Williams is said to have been an initiate of the Fellowship of the Rosy Cross, a Christian magical order descended from A.E. Waite’s Golden Dawn schism. It was a little surprising to me that the tarot symbolism in his book departs so far from the system of correspondences developed in the Golden Dawn. There is no use of Tetragrammaton as a key to the minor suits, and the element of Fire is attributed to Swords, while Air is assigned to Wands, in the manner of Gardnerian Witchcraft. The particular “Greater Trumps” of the novel are the usual array, but numbered in an unaccustomed sequence: Empress before High Priestess, and Emperor before Hierophant; Hermit numbered VIII, Temperance IX, Fortitude X, Fortune XII, and Death XIV.

This edition of The Greater Trumps carries a foreword by american writer William Lindsay Gresham, who lionizes Waite as THE great authority on tarot. While one might (I would) dispute such an award, it is fitting in reflections on the work of Williams, for whom Waite was certainly more important and useful than any of the competing figures of modern occultism. [via]

 

 

The Hermetic Library Reading Room is an imaginary and speculative future reification of the library in the physical world, a place to experience a cabinet of curiosities offering a confabulation of curation, context and community that engages, archives and encourages a living Western Esoteric Tradition. If you would like to contribute to the Hermetic Library Reading Room, consider supporting the library or contact the librarian.

The Book of Enoch the Prophet

The Book of Enoch the Prophet is a new edition recently released you might find interesting.

“This new edition of The Book of Enoch, banned by Christian authorities and thought lost for millennia, features a new introduction by bestselling author and expert on mysticism and the occult, Lon Milo DuQuette. ‘The Book of Enoch is important more for what it is rather than for what it says,’ explains DuQuette.’ It could be argued that it, more than any other single document, is responsible for western civilization’s most dangerous and nightmarish neurosis — war in heaven, fallen angels, heaven and hell.”

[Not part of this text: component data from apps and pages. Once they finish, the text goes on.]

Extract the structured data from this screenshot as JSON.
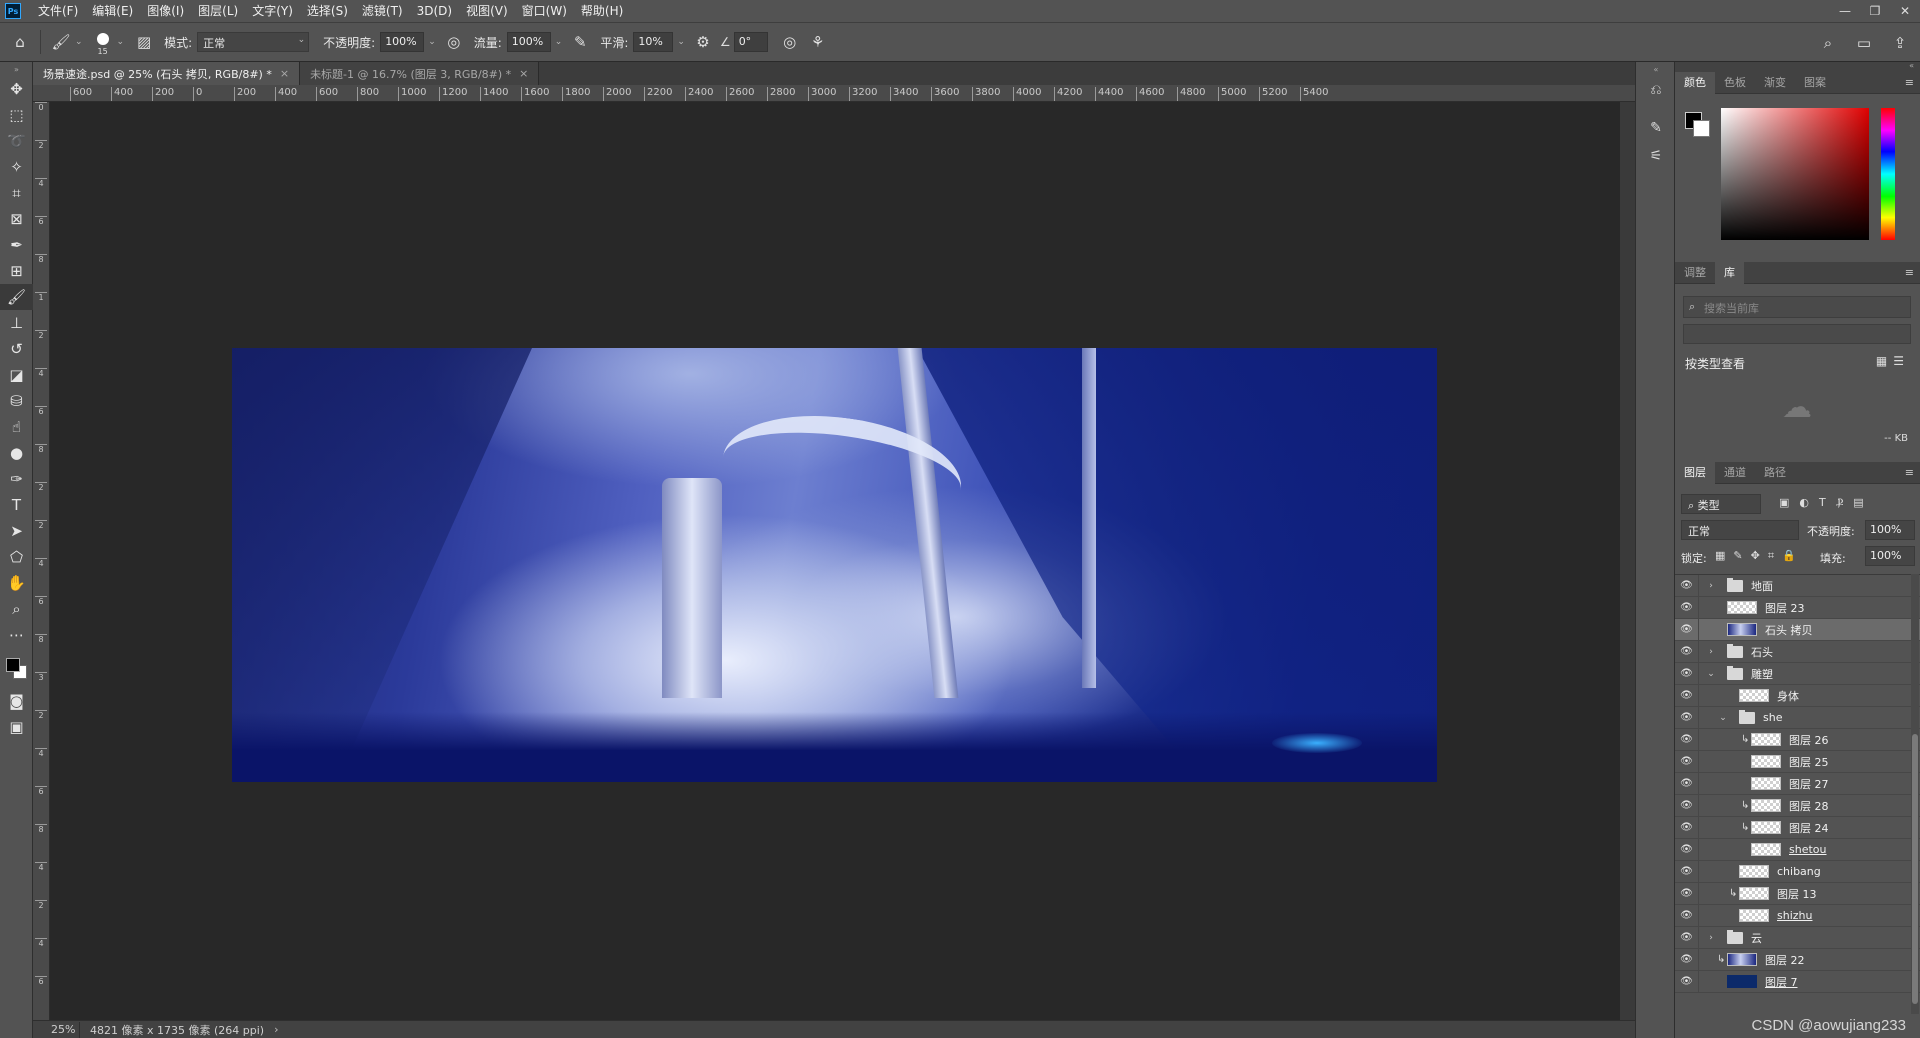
{
  "app": {
    "logo_text": "Ps"
  },
  "menu": [
    "文件(F)",
    "编辑(E)",
    "图像(I)",
    "图层(L)",
    "文字(Y)",
    "选择(S)",
    "滤镜(T)",
    "3D(D)",
    "视图(V)",
    "窗口(W)",
    "帮助(H)"
  ],
  "window_controls": [
    "—",
    "❐",
    "✕"
  ],
  "options": {
    "brush_size": "15",
    "mode_label": "模式:",
    "mode_value": "正常",
    "opacity_label": "不透明度:",
    "opacity_value": "100%",
    "flow_label": "流量:",
    "flow_value": "100%",
    "smooth_label": "平滑:",
    "smooth_value": "10%",
    "angle_value": "0°"
  },
  "tabs": [
    {
      "label": "场景速途.psd @ 25% (石头 拷贝, RGB/8#) *",
      "close": "×"
    },
    {
      "label": "未标题-1 @ 16.7% (图层 3, RGB/8#) *",
      "close": "×"
    }
  ],
  "ruler_h": [
    "600",
    "400",
    "200",
    "0",
    "200",
    "400",
    "600",
    "800",
    "1000",
    "1200",
    "1400",
    "1600",
    "1800",
    "2000",
    "2200",
    "2400",
    "2600",
    "2800",
    "3000",
    "3200",
    "3400",
    "3600",
    "3800",
    "4000",
    "4200",
    "4400",
    "4600",
    "4800",
    "5000",
    "5200",
    "5400"
  ],
  "ruler_v": [
    "0",
    "2",
    "4",
    "6",
    "8",
    "1",
    "2",
    "4",
    "6",
    "8",
    "2",
    "2",
    "4",
    "6",
    "8",
    "3",
    "2",
    "4",
    "6",
    "8",
    "4",
    "2",
    "4",
    "6"
  ],
  "status": {
    "zoom": "25%",
    "info": "4821 像素 x 1735 像素 (264 ppi)",
    "arrow": "›"
  },
  "color_panel": {
    "tabs": [
      "颜色",
      "色板",
      "渐变",
      "图案"
    ]
  },
  "library_panel": {
    "tabs": [
      "调整",
      "库"
    ],
    "search_placeholder": "搜索当前库",
    "view_by": "按类型查看",
    "size": "-- KB"
  },
  "layers_panel": {
    "tabs": [
      "图层",
      "通道",
      "路径"
    ],
    "filter": "类型",
    "blend_mode": "正常",
    "opacity_label": "不透明度:",
    "opacity_value": "100%",
    "lock_label": "锁定:",
    "fill_label": "填充:",
    "fill_value": "100%",
    "layers": [
      {
        "name": "地面",
        "kind": "folder",
        "arrow": "›",
        "indent": 0
      },
      {
        "name": "图层 23",
        "kind": "layer",
        "indent": 0
      },
      {
        "name": "石头 拷贝",
        "kind": "art",
        "indent": 0,
        "selected": true
      },
      {
        "name": "石头",
        "kind": "folder",
        "arrow": "›",
        "indent": 0
      },
      {
        "name": "雕塑",
        "kind": "folder",
        "arrow": "⌄",
        "indent": 0
      },
      {
        "name": "身体",
        "kind": "layer",
        "indent": 1
      },
      {
        "name": "she",
        "kind": "folder",
        "arrow": "⌄",
        "indent": 1
      },
      {
        "name": "图层 26",
        "kind": "layer",
        "indent": 2,
        "clip": true
      },
      {
        "name": "图层 25",
        "kind": "layer",
        "indent": 2
      },
      {
        "name": "图层 27",
        "kind": "layer",
        "indent": 2
      },
      {
        "name": "图层 28",
        "kind": "layer",
        "indent": 2,
        "clip": true
      },
      {
        "name": "图层 24",
        "kind": "layer",
        "indent": 2,
        "clip": true
      },
      {
        "name": "shetou",
        "kind": "layer",
        "indent": 2,
        "underline": true
      },
      {
        "name": "chibang",
        "kind": "layer",
        "indent": 1
      },
      {
        "name": "图层 13",
        "kind": "layer",
        "indent": 1,
        "clip": true
      },
      {
        "name": "shizhu",
        "kind": "layer",
        "indent": 1,
        "underline": true
      },
      {
        "name": "云",
        "kind": "folder",
        "arrow": "›",
        "indent": 0
      },
      {
        "name": "图层 22",
        "kind": "art",
        "indent": 0,
        "clip": true
      },
      {
        "name": "图层 7",
        "kind": "dark",
        "indent": 0,
        "underline": true
      }
    ]
  },
  "watermark": "CSDN @aowujiang233"
}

This superlative translation by noted scholar and theologian R.H. Charles is one of the best and most complete available. An introduction by noted esoteric scholar and antiquarian bookseller, R. A. Gilbert, places The Book of Enoch in historical context and dispels many of the dubious interpretations previously attributed to it.

The Book of Enoch’s vision of the Apocalypse takes a very different view than that of western Christians, although it is part of the biblical canon for Ethiopian and Eretrean Christians. According to Enoch, the wicked shall be cast out and the good will realize a literal heaven on Earth. The prophecies also contain the lost Book of Noah, early references to a messiah as ‘Christ,’ and an accounting of the angels and subsequent creation of demons.” [via]